The headline says " Bangkok Flooding Has Taken 25% Of The World's Hard Disk Manufacturing Capacity Offline", which might be newsworthy if true. The truth is that Thailand assembles 25 % of the HDD supply for the world -- many facilities are not shut down, such as the Seagate facilities which are not flooded, and the factories in Lamphun and elsewhere. The article, of course, does not confirm either the headline or the truth.

The truth ? --- read :

http://www.isuppli.com/Memory-and-Storage/News/Pages/Thailand-Flood-Disrupts-Hard-Disk-Drive-Supplies.aspx

I know you can't believe all you read, but it would be nice for TV to make an effort to be a reliable news source.

Thailand makes more than 25% of the world's hard drives. Just the factories knocked out constitute 25%. The Western digital factories in Thailand alone make 20% of the hard drives in the world, and the Toshiba factory makes 5%. These are closed because of floods. Seagate is not closed and is not counted in the 25% figure

Share this post


Link to post
Share on other sites

Again another sensationalist and totally untrue headline from Thai Visa -- this becomes rather tiring when the headlines are designed only to 'grab' readers.

The headline says " Bangkok Flooding Has Taken 25% Of The World's Hard Disk Manufacturing Capacity Offline", which might be newsworthy if true. The truth is that Thailand assembles 25 % of the HDD supply for the world -- many facilities are not shut down, such as the Seagate facilities which are not flooded, and the factories in Lamphun and elsewhere. The article, of course, does not confirm either the headline or the truth.

The truth ? --- read :

http://www.isuppli.c...e-Supplies.aspx

I know you can't believe all you read, but it would be nice for TV to make an effort to be a reliable news source.

Thailand makes more than 25% of the world's hard drives. Just the factories knocked out constitute 25%. The Western digital factories in Thailand alone make 20% of the hard drives in the world, and the Toshiba factory makes 5%. These are closed because of floods. Seagate is not closed and is not counted in the 25% figure

yep, see now where I misunderstood / misread at first... isuppli pointed out

A total of 25 percent of worldwide HDD assembly facilities are located in Thailand.

which is not the same as 25% of the volume.

Share this post


Link to post
Share on other sites
Let's see if they announce how long these guys are off line. I'm curious.

If anyone has a reasonable estimate, that would be interesting to know.

There will be a lot of pressure to assure supply - maximum production capacity elsewhere and to get operational again.

A friend of mine works for the industry in Ayutthaya. He told me this morning it would take 6 months to restart his factory. That is not a good prognostication.

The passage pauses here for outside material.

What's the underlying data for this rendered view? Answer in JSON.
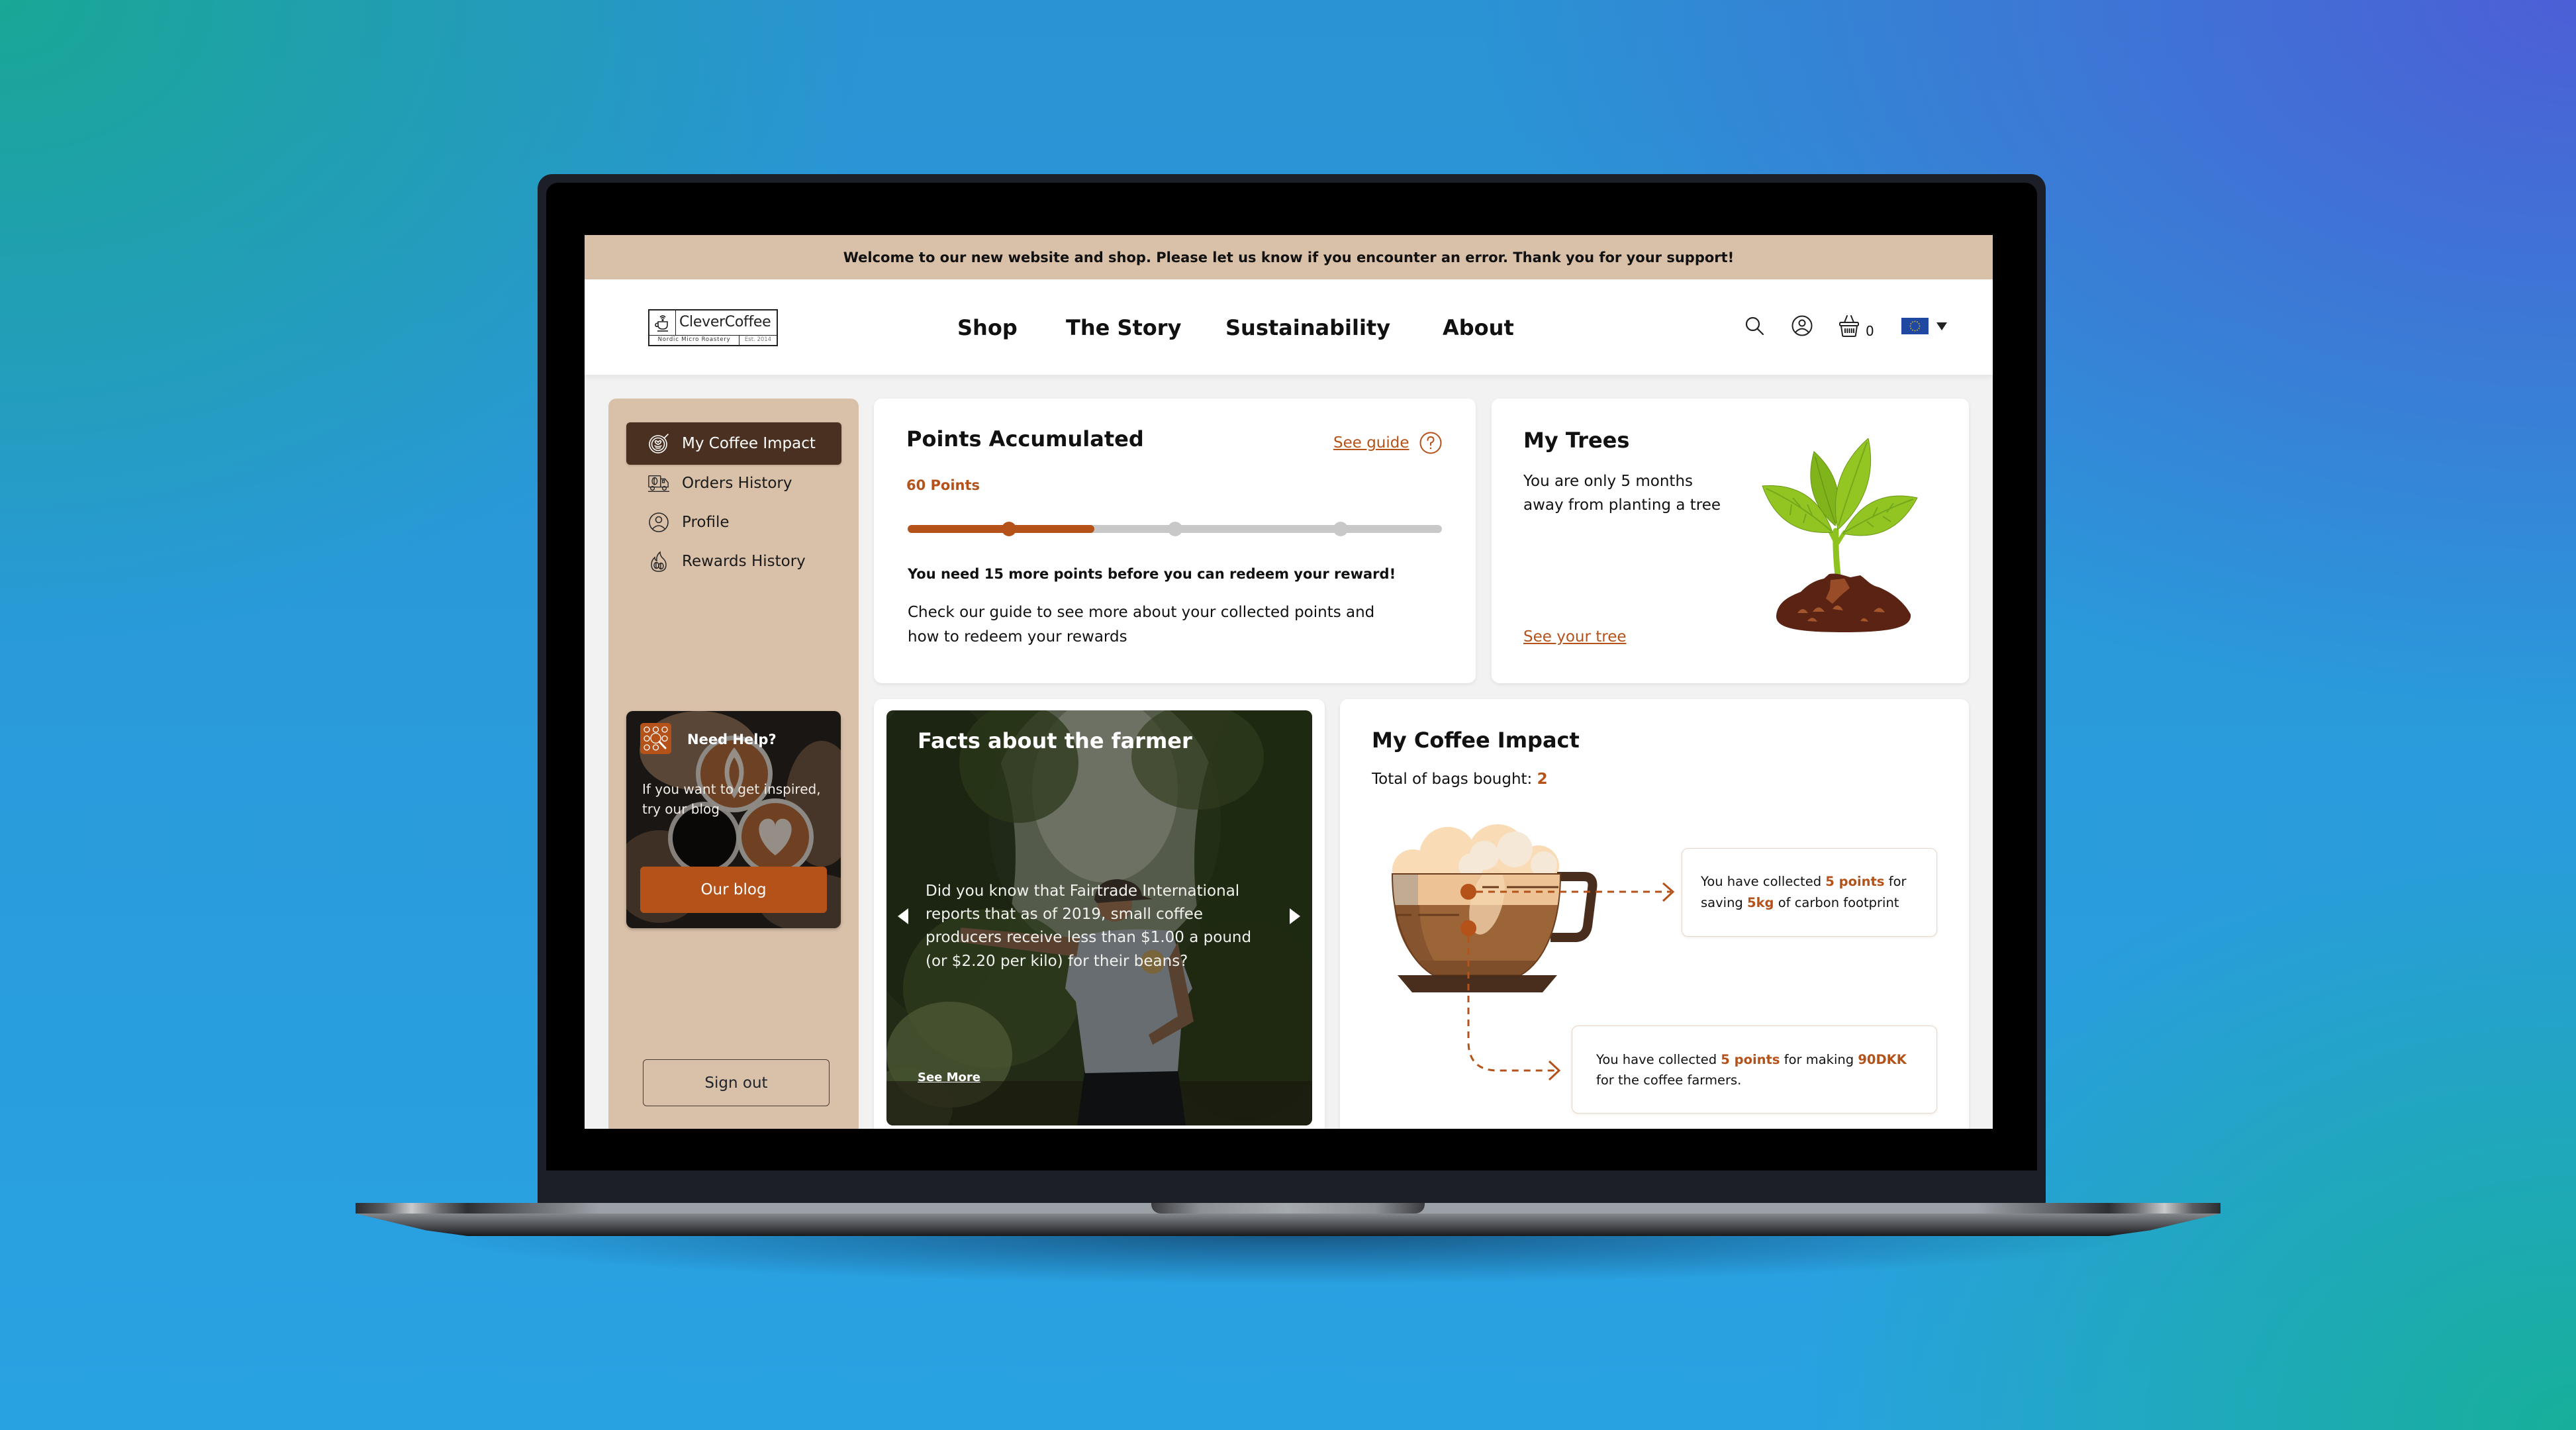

Share this post


Link to post
Share on other sites
Let's see if they announce how long these guys are off line. I'm curious.

If anyone has a reasonable estimate, that would be interesting to know.

There will be a lot of pressure to assure supply - maximum production capacity elsewhere and to get operational again.

A friend of mine works for the industry in Ayutthaya. He told me this morning it would take 6 months to restart his factory. That is not a good prognostication.

How extensive is the equipment damage?

Share this post


Link to post
Share on other sites

Create an account or sign in to comment

You need to be a member in order to leave a comment

Create an account

Sign up for a new account in our community. It's easy!

Register a new account

Sign in

Already have an account? Sign in here.

Sign In Now
Sign in to follow this  

  • Recently Browsing   0 members

    No registered users viewing this page.

×
×
  • Create New...